Problem details.
Return the lines below in which the string "name" occurs.

(Data extracted from a collection)
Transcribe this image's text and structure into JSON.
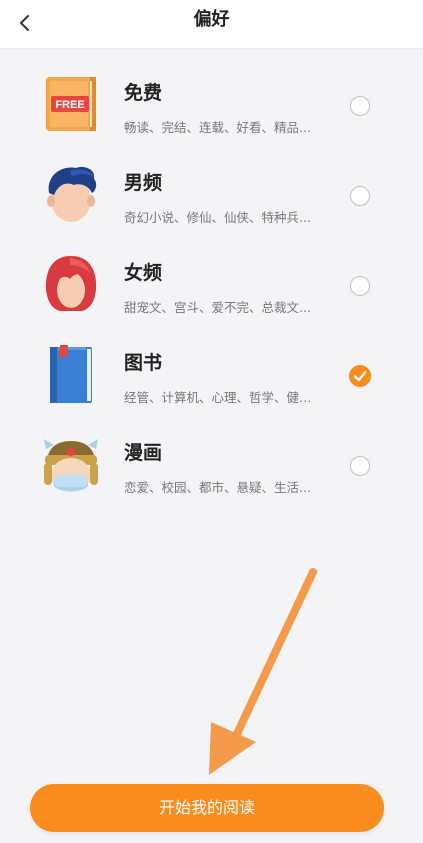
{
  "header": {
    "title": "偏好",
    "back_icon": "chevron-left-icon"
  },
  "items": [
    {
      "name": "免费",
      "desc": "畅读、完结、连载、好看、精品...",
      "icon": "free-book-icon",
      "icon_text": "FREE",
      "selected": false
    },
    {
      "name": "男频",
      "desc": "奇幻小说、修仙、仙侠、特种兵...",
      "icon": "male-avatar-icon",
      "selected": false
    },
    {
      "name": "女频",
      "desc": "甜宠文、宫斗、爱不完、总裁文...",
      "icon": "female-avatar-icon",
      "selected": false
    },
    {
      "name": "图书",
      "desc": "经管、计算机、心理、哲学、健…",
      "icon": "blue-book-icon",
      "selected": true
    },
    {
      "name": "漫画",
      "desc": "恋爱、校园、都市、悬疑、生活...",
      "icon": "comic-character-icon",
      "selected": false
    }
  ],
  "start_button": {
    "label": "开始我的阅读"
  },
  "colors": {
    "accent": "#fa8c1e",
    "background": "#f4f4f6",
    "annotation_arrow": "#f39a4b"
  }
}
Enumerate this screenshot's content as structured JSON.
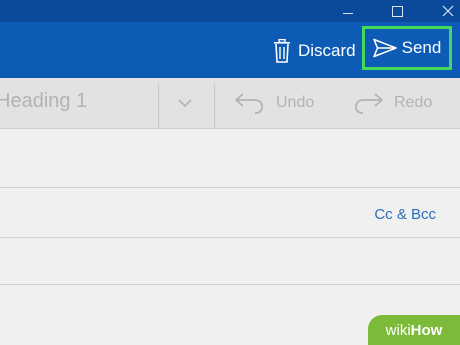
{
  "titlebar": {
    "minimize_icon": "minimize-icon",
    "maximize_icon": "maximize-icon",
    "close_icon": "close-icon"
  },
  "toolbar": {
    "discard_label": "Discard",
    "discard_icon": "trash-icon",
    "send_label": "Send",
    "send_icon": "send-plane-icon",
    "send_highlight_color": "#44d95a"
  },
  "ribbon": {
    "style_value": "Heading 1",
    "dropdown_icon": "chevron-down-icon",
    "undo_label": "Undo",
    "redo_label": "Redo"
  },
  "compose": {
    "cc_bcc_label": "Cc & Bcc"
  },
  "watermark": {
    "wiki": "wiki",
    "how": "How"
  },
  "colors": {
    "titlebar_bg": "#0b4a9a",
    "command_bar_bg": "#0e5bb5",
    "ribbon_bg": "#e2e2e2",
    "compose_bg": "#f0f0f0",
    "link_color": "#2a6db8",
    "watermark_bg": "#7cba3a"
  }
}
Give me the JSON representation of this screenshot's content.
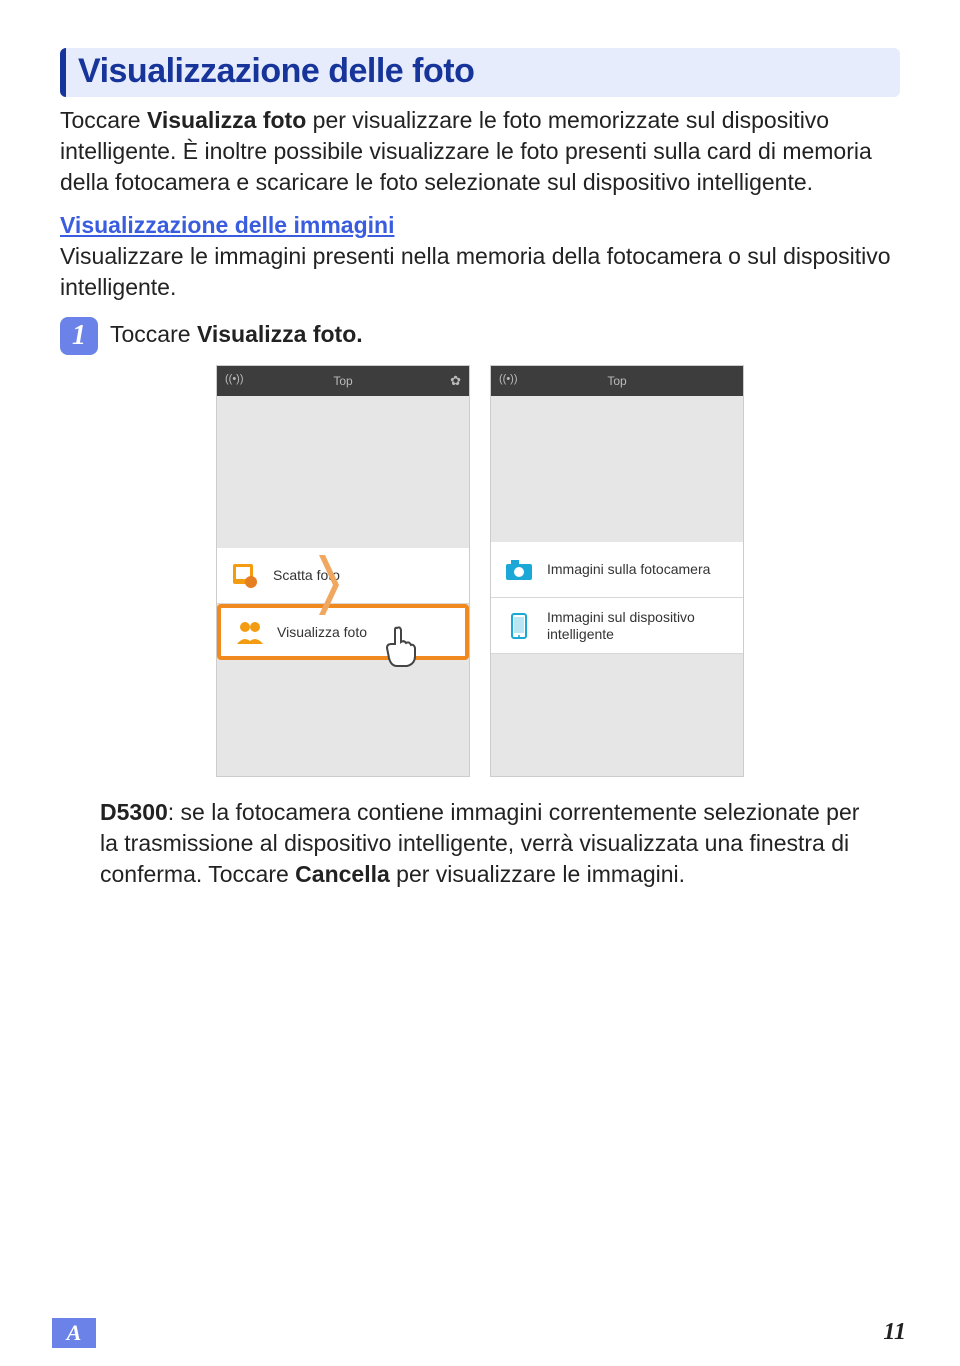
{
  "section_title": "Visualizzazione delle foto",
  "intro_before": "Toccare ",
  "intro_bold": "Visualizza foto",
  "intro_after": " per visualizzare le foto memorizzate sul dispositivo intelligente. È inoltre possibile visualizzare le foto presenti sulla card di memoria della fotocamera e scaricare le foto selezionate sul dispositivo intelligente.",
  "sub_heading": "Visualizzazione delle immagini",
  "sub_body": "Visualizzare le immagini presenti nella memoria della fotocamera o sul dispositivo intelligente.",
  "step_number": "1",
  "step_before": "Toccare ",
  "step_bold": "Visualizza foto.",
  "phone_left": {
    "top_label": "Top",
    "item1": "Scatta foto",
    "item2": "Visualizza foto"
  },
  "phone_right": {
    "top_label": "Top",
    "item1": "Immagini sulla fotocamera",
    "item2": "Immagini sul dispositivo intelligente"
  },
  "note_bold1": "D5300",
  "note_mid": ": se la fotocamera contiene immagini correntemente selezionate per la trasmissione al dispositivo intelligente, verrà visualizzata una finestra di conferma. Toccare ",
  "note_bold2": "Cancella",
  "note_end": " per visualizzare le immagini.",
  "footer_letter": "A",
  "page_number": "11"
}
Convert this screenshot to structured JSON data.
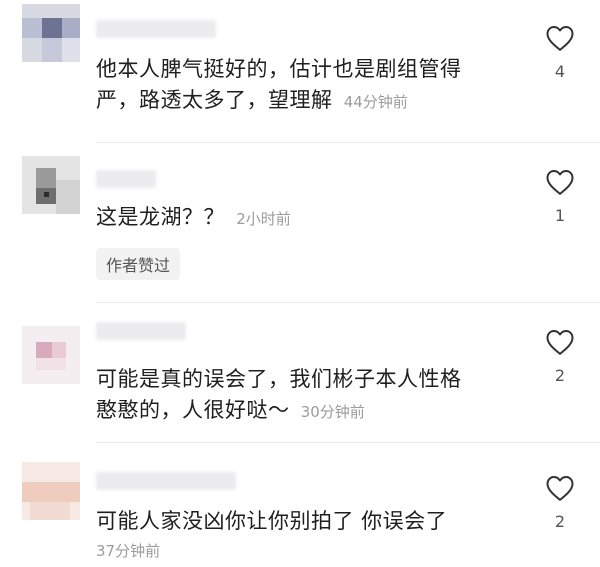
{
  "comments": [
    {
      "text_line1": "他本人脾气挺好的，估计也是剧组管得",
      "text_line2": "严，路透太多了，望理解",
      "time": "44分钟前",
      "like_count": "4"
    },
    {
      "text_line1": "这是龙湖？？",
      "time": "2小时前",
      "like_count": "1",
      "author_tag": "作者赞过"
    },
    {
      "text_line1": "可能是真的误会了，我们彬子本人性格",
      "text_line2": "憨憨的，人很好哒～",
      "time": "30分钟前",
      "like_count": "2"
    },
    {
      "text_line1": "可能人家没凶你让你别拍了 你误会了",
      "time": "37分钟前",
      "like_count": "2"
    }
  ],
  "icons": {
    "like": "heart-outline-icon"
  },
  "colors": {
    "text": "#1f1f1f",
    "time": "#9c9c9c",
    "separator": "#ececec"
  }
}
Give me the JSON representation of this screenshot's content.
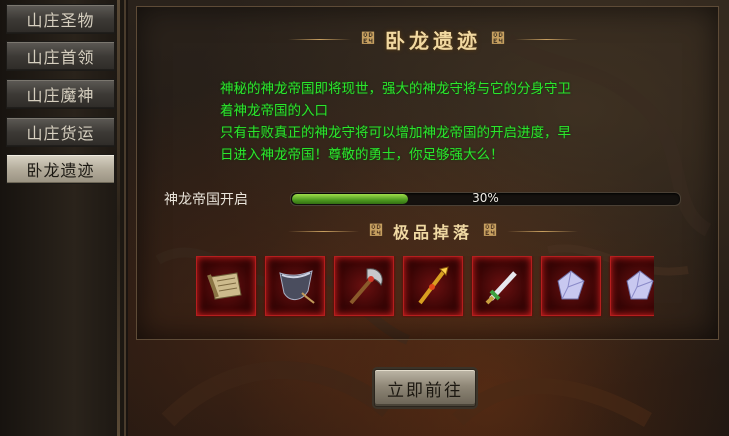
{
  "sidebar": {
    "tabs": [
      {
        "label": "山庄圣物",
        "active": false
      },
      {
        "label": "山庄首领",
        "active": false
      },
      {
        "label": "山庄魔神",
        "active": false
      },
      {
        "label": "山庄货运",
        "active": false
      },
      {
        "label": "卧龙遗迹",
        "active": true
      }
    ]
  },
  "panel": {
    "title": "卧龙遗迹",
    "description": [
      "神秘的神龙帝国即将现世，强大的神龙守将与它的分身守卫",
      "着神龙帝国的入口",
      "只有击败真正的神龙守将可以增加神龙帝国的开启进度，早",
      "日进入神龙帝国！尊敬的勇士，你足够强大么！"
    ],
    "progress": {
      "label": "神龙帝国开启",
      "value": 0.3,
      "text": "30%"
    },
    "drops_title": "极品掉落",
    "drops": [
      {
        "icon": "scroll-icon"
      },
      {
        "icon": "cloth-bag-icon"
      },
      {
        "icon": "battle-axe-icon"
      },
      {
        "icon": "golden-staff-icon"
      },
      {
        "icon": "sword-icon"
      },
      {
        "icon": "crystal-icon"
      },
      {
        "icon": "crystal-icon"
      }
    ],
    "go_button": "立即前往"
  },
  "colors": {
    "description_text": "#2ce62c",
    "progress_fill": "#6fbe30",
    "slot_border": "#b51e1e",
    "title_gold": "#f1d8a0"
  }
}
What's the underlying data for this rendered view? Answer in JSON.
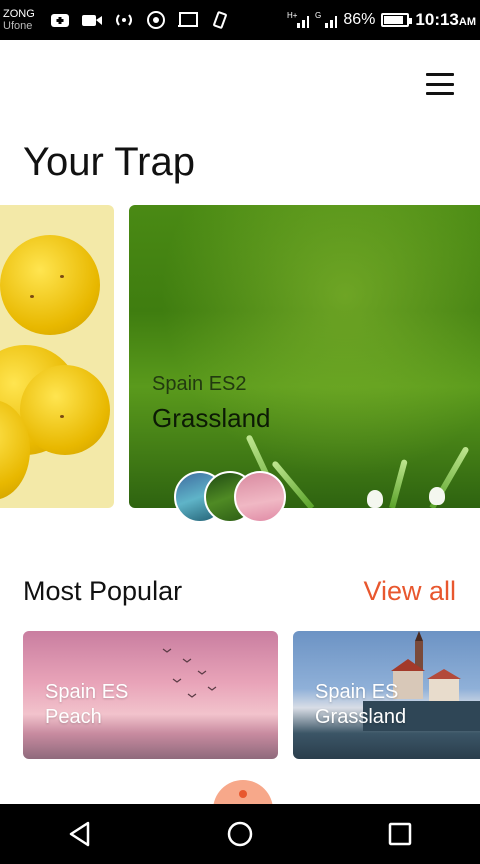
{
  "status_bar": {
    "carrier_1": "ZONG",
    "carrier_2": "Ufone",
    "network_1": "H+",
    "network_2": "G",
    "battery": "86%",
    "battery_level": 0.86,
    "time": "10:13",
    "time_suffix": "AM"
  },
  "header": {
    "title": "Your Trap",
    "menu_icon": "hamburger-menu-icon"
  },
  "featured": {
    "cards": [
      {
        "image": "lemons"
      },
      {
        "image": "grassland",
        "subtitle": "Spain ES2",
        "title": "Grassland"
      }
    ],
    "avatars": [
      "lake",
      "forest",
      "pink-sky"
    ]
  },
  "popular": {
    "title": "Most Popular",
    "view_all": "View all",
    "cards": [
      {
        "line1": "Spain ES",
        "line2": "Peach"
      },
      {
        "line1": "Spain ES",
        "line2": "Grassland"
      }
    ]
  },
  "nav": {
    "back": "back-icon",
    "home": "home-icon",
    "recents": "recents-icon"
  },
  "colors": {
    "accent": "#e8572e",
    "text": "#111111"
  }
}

Answer to the exercise.
      "name": "免费",
      "name": "男频",
      "name": "女频",
      "name": "图书",
      "name": "漫画",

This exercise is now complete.